The official Squeak documentation site, a wiki-style community-generated documentation resources, is one of the best places to learn about Squeak. Here you can learn about the history of Squeak, find Squeak and Smalltalk training resources, and find information for beginners, intermediate users, and even advanced Squeak developers.
If you're new to Squeak, here are some of the best resources listed on the wiki to get you started:
- A Self-Study Course in Squeak
- Basic Squeak Development Tools
- Squeak Tutorial
- Smalltalk: A White Paper Overview
- Basic Aspects of Squeak and the Smalltalk-80 Programming Language
- The Terse Guide to Squeak
Spend just a few minutes looking through the wiki and you'll locate many additional free training tutorials and articles.
Books and Ebooks
A mountain of books and ebooks have been written on Smalltalk and Squeak, below you find some of the most influential, most important, and simply the best.
First, let's take a look at some of the best Squeak texts. If your goal is to start producing shippable code with Squeak, these are the texts you should consult:
- Squeak by Example by Nierstrasz, Ducasse, and Pollet (free PDF, Lulu, Amazon).
- Squeak: Learn Programming with Robots by Stéphane Ducasse.
- Squeak: Object-Oriented Design with Multimedia Applications and Squeak: Open Personal Computing and Multimedia by Mark Guzdial.
In 1983, three Smalltalk-80 texts were released. These influential texts, commonly referred to as The Blue Book, The Green Book, and The Orange Books introduce the programming language, the development environment, and tell the history of Smalltalk. Since Squeak was built on Smalltalk-80, a lot of what you'll learn while reading these texts will be directly applicable to modern Squeak development. Thanks to the efforts of Stéphane Ducasse, free PDF versions of all three of these classics, and many other Smalltalk and Squeak texts, are available online. If you prefer your books in printed format, you can still find used copies of these books online.
- Smalltalk-80: The Language and its Implementation by Goldberg and Robson: The Blue Book, read the free PDF or find a used copy at Amazon.
- Smalltalk-80: The Interactive Programming Environment by Adele Goldberg: The Orange Book, read the free PDF or find a used copy at Amazon.
- Smalltalk-80: Bits of History, Words of Advice by Glenn Krasner: The Green Book, read the free PDF or find a used copy at Amazon.
As you start your Squeak and Smalltalk education, you should plug into the Squeak community. A few ways you can do that are to follow The Weekly Squeak and Planet Squeak, and to sign up for one or more of the many Squeak mailing lists.
There are many Squeak mailing lists to consider. If you aren't sure which to sign up for head over to the Squeak Forums where each subcategory doubles as a mailing list. Read a few posts until you're able to pick one or two that interest you. At the top of each forum subcategory page you will see information about the mailing list, click "more options" to find out how to join the mailing list. To get you started, here are a few you may be interested in:
- Squeak Mailing List for Beginners
- Squeak Mailing List for Developers

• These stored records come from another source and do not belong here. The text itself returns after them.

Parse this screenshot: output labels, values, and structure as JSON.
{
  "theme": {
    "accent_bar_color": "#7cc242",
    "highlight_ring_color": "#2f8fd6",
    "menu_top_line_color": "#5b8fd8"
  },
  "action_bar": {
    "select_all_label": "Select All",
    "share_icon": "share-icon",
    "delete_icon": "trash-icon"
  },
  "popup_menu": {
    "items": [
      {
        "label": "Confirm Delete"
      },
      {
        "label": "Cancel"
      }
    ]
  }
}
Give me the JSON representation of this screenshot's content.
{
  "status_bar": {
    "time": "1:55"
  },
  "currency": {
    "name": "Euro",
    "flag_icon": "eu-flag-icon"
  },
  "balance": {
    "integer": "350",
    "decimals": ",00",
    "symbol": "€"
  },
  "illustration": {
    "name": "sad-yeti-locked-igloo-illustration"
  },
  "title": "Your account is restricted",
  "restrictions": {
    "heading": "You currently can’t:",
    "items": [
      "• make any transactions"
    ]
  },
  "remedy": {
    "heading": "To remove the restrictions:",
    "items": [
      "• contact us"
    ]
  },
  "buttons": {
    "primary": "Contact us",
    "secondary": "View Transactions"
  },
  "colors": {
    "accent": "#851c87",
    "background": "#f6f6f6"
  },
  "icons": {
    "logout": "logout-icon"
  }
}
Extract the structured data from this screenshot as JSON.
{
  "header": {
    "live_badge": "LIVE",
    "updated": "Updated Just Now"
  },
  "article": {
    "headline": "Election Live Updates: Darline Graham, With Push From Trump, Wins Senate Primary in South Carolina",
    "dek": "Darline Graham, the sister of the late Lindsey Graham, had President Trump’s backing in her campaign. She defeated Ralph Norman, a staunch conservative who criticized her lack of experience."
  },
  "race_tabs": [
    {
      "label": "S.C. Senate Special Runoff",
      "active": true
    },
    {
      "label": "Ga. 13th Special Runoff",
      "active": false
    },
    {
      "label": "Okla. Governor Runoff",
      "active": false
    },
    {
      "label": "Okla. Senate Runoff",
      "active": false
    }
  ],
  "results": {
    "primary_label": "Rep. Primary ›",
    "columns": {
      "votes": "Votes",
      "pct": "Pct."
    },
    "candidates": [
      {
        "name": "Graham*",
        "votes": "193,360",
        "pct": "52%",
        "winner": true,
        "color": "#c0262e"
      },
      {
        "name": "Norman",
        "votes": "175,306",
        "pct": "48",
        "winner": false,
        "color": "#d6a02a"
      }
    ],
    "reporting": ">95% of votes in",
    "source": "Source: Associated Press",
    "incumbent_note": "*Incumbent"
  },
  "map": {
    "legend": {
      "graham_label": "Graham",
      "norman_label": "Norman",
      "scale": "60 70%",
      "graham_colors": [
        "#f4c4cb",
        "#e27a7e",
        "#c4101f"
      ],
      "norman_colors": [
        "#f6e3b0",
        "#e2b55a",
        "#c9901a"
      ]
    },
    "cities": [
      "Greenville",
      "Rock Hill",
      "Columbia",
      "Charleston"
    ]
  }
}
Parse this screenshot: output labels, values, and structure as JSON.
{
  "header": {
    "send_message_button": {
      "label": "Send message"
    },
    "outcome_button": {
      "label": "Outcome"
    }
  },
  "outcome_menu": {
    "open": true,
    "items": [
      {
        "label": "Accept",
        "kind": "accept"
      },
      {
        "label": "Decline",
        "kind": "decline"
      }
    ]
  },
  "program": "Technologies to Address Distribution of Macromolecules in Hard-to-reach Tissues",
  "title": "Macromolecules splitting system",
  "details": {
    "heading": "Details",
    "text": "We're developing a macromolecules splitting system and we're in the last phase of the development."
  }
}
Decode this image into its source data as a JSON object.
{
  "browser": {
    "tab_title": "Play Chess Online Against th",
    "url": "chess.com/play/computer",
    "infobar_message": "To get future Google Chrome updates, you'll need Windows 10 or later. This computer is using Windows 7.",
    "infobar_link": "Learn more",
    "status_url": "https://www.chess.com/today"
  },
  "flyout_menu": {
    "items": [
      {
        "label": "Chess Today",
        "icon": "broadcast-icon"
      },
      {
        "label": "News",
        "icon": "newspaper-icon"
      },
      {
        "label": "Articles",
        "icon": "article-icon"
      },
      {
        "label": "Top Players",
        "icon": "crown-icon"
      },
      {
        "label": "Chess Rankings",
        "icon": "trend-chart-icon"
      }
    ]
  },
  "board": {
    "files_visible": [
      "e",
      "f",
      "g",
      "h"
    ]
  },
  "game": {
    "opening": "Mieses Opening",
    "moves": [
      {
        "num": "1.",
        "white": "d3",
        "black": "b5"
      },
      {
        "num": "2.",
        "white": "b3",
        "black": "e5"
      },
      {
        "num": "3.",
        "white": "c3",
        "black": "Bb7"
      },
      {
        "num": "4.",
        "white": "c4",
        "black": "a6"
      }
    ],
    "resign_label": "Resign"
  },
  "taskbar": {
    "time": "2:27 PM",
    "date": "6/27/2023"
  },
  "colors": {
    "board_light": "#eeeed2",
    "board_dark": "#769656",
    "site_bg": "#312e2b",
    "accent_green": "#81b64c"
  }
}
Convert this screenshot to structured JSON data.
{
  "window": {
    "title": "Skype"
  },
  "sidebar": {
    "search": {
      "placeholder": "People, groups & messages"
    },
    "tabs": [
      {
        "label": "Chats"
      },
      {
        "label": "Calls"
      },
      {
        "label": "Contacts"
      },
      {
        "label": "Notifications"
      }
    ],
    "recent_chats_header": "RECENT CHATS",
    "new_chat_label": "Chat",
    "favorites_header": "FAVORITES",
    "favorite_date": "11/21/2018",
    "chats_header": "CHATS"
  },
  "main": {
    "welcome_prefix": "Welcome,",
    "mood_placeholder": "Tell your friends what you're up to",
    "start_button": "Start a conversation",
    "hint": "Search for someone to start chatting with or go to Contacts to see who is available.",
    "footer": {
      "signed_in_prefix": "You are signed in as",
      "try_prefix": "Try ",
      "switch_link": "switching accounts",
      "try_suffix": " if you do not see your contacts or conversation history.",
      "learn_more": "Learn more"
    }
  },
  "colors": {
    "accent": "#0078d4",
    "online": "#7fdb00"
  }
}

- Squeak Virtual Machine Mailing List
There are a lot of things to like about Squeak: it's free and open-source, setting up Squeak is astoundingly simple, it boasts strong ties to the original Smalltalk developers, and there are lots of free resources you can use to go from Squeak novice to compentent Squeak developer. All of this means that the Squeak ecosystem is healthy and growing, and a good place to invest the time it takes to develop competency.
Further Reading and Resources
We have more guides, tutorials, and infographics related to coding and development:
- Smalltalk Programming Resources: our general introduction and resource list for the Smalltalk programming language.
- Scratch Resources: learn about this teaching language built with Smalltalk.
- Object-Oriented Programming: this introduction discusses the large number of language options you have when doing object-oriented programming.
What Code Should You Learn?
Confused about what programming language you should learn to code in? Check out our infographic, What Code Should You Learn? It not only discusses different aspects of the languages, it answers important questions such as, "How much money will I make programming Java for a living?"